Hines spent the next several months rehabilitating, both from his back surgery and for his mental health concerns. Soon, he began to see that his survival came with a debt that he could repay through suicide awareness and prevention, which is how he was came to Gilford High School. Later that day, he also spoke at Franklin High School. He told the students that every one of them has the ability to affect others around them, whether it's with malice or compassion.
"Your words have the power to do one of two things – damage and destroy, or help and heal," he said.
"If you know someone who is suicidal, the one thing you can't do is keep that secret, because that secret is deadly."
After his talk, Hines fielded questions and comments from the audience. One student said that he had thought about killing himself, and that he would remember Hines's words for the rest of his life.
Hines's visit was sponsored in part by the Partnership for Public Health.
Help and Heal

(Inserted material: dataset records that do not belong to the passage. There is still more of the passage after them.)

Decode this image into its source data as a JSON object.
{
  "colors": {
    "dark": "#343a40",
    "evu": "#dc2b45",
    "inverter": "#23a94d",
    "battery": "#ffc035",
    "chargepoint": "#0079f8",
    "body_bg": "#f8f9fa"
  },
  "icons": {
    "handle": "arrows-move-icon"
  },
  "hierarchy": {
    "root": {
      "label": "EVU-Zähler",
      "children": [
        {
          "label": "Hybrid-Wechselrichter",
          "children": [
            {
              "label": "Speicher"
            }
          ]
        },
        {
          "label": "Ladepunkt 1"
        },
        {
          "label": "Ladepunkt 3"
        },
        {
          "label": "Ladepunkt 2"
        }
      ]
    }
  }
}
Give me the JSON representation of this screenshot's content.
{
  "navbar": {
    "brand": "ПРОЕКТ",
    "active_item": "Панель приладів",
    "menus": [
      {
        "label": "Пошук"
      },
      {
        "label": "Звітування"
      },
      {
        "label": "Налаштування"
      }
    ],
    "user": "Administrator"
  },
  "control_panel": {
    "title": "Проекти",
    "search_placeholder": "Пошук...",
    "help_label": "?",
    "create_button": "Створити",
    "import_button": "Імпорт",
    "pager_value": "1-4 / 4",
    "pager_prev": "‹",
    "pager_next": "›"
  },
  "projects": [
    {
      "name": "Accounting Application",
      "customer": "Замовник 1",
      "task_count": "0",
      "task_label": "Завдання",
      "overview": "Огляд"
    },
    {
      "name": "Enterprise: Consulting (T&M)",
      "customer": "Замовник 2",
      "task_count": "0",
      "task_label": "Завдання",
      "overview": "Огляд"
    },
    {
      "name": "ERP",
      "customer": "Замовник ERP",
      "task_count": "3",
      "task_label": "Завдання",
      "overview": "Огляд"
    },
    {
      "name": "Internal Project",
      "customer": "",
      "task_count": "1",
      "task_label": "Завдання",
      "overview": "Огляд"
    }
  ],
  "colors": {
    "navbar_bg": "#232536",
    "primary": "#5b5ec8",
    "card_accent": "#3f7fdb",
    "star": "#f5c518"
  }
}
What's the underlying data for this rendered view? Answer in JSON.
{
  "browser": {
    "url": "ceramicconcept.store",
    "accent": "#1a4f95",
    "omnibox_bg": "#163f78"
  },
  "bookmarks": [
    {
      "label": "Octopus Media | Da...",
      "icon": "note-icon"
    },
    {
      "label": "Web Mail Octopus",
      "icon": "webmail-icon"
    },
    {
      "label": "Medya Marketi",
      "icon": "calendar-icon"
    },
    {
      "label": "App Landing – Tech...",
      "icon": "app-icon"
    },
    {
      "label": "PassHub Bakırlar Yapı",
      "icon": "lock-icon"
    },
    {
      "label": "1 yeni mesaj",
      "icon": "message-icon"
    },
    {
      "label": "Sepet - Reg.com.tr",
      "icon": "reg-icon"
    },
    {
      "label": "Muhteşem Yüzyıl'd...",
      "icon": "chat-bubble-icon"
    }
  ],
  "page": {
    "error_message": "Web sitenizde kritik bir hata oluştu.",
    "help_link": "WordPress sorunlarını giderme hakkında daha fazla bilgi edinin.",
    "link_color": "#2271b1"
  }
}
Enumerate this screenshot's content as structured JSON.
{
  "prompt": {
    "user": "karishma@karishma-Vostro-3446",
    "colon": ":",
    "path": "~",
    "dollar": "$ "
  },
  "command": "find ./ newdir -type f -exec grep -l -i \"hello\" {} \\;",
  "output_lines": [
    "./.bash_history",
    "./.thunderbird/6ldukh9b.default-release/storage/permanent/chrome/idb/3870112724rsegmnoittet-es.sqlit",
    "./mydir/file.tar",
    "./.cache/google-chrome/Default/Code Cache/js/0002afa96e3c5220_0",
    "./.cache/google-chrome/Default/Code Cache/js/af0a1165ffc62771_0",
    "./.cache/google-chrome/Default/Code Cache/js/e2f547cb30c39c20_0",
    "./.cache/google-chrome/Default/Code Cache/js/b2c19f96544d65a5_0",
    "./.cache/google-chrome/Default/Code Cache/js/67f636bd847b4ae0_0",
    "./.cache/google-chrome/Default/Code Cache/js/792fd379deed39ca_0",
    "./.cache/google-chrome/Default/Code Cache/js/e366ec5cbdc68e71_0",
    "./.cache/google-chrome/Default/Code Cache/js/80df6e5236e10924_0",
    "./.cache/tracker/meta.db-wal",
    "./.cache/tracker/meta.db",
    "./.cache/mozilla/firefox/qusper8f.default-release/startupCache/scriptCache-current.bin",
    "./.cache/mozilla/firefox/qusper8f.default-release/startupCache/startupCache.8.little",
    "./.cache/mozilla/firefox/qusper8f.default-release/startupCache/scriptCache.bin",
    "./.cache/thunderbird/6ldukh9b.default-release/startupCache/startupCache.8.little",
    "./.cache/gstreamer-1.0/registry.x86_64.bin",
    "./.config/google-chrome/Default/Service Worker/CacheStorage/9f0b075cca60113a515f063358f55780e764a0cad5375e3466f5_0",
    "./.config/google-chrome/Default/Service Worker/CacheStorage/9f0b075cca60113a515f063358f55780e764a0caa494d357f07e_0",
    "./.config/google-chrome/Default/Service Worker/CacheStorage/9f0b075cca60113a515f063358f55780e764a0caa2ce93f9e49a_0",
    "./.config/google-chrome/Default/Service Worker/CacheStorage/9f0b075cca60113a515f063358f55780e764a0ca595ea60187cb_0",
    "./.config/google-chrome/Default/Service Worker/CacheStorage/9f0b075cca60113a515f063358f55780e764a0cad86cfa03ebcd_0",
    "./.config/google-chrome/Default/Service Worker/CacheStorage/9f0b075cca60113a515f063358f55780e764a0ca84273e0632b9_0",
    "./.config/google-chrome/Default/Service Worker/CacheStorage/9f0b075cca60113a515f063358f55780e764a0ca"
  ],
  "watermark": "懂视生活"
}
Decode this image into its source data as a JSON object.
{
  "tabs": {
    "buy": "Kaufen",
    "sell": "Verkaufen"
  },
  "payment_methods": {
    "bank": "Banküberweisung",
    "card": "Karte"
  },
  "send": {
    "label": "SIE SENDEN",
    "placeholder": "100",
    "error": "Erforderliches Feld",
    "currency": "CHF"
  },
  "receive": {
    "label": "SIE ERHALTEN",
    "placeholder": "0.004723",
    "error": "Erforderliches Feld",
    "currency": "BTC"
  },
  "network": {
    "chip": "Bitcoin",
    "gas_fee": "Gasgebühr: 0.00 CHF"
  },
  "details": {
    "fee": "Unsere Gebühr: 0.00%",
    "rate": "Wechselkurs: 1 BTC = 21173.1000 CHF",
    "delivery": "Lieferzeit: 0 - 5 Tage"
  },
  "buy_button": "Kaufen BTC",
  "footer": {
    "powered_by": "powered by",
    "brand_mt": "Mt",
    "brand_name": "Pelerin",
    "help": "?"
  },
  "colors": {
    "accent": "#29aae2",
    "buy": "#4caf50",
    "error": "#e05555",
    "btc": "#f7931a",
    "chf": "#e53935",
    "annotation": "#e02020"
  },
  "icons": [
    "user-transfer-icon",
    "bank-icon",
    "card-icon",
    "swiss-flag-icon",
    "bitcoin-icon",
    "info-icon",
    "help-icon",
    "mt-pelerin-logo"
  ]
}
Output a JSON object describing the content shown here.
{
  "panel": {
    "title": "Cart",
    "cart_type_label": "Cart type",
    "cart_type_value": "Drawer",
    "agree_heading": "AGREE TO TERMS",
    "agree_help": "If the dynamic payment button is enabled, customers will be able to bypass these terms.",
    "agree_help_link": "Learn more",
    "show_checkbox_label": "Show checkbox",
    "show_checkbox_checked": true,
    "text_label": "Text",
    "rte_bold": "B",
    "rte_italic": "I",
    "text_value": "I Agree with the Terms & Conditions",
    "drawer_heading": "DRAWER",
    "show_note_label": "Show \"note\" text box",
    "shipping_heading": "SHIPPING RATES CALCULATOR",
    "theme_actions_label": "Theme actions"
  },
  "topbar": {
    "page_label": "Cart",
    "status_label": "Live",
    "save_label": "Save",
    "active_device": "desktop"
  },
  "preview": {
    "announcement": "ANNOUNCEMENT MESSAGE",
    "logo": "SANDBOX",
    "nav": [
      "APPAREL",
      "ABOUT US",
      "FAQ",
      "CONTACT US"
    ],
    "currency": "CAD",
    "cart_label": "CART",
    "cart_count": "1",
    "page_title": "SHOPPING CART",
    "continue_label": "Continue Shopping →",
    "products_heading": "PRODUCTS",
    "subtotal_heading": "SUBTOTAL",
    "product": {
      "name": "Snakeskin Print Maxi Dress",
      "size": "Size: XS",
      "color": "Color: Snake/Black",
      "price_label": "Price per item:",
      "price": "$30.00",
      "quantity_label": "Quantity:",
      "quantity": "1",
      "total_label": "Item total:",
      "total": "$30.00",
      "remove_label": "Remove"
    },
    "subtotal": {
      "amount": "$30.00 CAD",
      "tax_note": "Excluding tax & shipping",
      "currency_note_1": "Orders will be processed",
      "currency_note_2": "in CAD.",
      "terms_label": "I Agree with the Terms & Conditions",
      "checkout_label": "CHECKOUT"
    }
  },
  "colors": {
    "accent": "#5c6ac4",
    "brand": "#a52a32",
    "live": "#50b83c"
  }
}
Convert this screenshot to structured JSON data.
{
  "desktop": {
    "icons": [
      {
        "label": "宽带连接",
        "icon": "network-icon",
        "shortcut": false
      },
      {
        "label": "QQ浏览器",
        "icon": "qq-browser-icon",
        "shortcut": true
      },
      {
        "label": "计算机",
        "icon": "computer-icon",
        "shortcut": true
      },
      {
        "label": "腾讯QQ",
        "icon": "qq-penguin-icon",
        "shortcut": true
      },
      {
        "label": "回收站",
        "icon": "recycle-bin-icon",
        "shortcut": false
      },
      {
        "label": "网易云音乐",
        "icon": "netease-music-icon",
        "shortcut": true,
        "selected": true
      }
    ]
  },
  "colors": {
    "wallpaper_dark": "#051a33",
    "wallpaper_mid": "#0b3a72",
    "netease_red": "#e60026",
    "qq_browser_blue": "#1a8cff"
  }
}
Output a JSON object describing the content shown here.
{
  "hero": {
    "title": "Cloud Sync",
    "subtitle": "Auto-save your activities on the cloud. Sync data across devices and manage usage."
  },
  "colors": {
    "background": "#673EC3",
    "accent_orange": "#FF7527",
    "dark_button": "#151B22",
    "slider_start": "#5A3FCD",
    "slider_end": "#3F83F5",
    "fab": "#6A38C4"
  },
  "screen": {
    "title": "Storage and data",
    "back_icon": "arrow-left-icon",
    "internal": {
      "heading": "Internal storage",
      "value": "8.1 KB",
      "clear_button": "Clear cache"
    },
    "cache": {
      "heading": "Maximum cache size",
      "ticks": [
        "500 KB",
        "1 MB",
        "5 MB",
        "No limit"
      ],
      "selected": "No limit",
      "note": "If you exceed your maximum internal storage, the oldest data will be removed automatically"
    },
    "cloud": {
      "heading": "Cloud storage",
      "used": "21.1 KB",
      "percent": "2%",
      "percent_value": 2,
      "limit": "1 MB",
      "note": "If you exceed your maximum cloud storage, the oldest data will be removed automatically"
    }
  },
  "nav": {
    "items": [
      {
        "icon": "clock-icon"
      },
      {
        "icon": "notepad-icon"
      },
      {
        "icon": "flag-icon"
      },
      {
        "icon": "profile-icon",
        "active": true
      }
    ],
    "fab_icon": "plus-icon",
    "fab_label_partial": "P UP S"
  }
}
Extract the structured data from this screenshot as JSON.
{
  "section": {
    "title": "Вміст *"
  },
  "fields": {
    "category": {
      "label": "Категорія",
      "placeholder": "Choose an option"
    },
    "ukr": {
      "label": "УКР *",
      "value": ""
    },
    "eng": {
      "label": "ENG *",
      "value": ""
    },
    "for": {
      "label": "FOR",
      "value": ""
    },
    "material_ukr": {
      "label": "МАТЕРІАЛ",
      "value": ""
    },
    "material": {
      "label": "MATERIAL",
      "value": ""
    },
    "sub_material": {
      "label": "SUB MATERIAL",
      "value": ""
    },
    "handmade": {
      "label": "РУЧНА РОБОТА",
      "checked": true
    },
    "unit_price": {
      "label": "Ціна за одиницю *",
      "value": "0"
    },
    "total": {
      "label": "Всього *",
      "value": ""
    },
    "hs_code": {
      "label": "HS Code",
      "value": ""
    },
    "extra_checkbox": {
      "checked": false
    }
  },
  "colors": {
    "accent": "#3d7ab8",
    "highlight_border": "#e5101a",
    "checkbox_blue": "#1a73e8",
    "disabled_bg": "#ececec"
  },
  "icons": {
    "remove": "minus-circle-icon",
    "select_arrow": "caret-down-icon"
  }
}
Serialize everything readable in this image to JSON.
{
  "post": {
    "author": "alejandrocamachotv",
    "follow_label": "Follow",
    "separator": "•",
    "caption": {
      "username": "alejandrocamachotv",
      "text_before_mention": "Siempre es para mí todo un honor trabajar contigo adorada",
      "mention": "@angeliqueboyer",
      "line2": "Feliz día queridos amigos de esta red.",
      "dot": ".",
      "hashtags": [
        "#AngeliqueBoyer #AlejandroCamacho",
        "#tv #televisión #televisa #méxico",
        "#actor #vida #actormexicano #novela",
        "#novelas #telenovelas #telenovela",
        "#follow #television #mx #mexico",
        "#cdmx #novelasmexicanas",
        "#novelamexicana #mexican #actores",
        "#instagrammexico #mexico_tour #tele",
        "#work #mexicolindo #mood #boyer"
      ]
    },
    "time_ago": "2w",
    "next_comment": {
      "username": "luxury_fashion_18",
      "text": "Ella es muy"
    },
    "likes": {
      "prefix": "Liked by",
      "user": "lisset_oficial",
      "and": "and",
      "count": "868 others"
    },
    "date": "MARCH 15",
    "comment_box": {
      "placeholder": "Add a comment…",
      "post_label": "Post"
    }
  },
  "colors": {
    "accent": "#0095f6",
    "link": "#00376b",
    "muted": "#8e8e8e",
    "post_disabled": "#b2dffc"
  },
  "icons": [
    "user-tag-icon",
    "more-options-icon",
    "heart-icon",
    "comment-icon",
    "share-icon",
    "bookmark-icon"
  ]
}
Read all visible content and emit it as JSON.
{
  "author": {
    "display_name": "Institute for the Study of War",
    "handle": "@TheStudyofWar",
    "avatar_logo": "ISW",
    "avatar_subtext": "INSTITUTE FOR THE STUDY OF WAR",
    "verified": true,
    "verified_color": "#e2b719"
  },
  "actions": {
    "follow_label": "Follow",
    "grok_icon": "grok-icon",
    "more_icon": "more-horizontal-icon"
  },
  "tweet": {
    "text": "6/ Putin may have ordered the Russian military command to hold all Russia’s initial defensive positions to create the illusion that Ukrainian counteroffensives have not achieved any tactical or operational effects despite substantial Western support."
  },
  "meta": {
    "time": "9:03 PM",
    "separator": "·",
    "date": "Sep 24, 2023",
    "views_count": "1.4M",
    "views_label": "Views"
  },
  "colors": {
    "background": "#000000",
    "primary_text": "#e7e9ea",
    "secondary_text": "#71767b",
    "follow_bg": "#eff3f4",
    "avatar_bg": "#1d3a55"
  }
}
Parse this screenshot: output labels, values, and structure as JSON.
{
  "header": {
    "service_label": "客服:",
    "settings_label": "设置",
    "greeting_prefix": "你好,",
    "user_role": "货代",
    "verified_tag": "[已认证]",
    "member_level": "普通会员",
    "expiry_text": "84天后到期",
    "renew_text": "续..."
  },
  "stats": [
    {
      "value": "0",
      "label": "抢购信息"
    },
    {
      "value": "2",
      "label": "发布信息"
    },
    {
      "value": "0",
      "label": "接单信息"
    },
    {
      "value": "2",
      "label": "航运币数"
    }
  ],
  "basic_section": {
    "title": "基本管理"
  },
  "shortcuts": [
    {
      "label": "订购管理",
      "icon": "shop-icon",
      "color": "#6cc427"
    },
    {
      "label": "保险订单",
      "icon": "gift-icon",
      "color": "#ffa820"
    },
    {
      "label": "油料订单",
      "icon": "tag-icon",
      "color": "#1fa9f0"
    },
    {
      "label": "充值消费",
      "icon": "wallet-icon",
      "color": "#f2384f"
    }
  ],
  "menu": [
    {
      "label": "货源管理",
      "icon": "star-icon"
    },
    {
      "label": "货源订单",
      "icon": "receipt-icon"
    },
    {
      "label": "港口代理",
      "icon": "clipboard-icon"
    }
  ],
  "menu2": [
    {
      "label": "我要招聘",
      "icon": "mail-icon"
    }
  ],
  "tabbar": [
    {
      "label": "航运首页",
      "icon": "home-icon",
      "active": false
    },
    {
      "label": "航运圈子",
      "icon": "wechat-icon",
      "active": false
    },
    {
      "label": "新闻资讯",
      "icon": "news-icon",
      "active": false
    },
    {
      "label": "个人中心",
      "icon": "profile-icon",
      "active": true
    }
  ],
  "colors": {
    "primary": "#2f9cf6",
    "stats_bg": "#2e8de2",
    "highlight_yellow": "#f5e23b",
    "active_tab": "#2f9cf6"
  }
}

That truth is something that the Connect Student Suicide Prevention Leaders know well. Those students are trained to give presentations for their peers, describing warning signs exhibited by a suicidal person, letting them know what they can do to help, and telling them that they have a responsibility to help. In fact, it was Marina Baer, a senior at Gilford and one of the Connect leaders, who was responsible for Hines's visit. She heard about him, visited his website, and clicked on the "contact" button. It was a year-old effort to get Hines to come to Gilford, she said, but she felt that his message was one that her school needed to hear.
"I feel pretty good about it, the kids really appreciated it. It had a lot of impact on a lot of students," she said. "It opened up doors to students. Now they know they can talk to people."
National Suicide Prevention Lifeline: 1-800-273-8255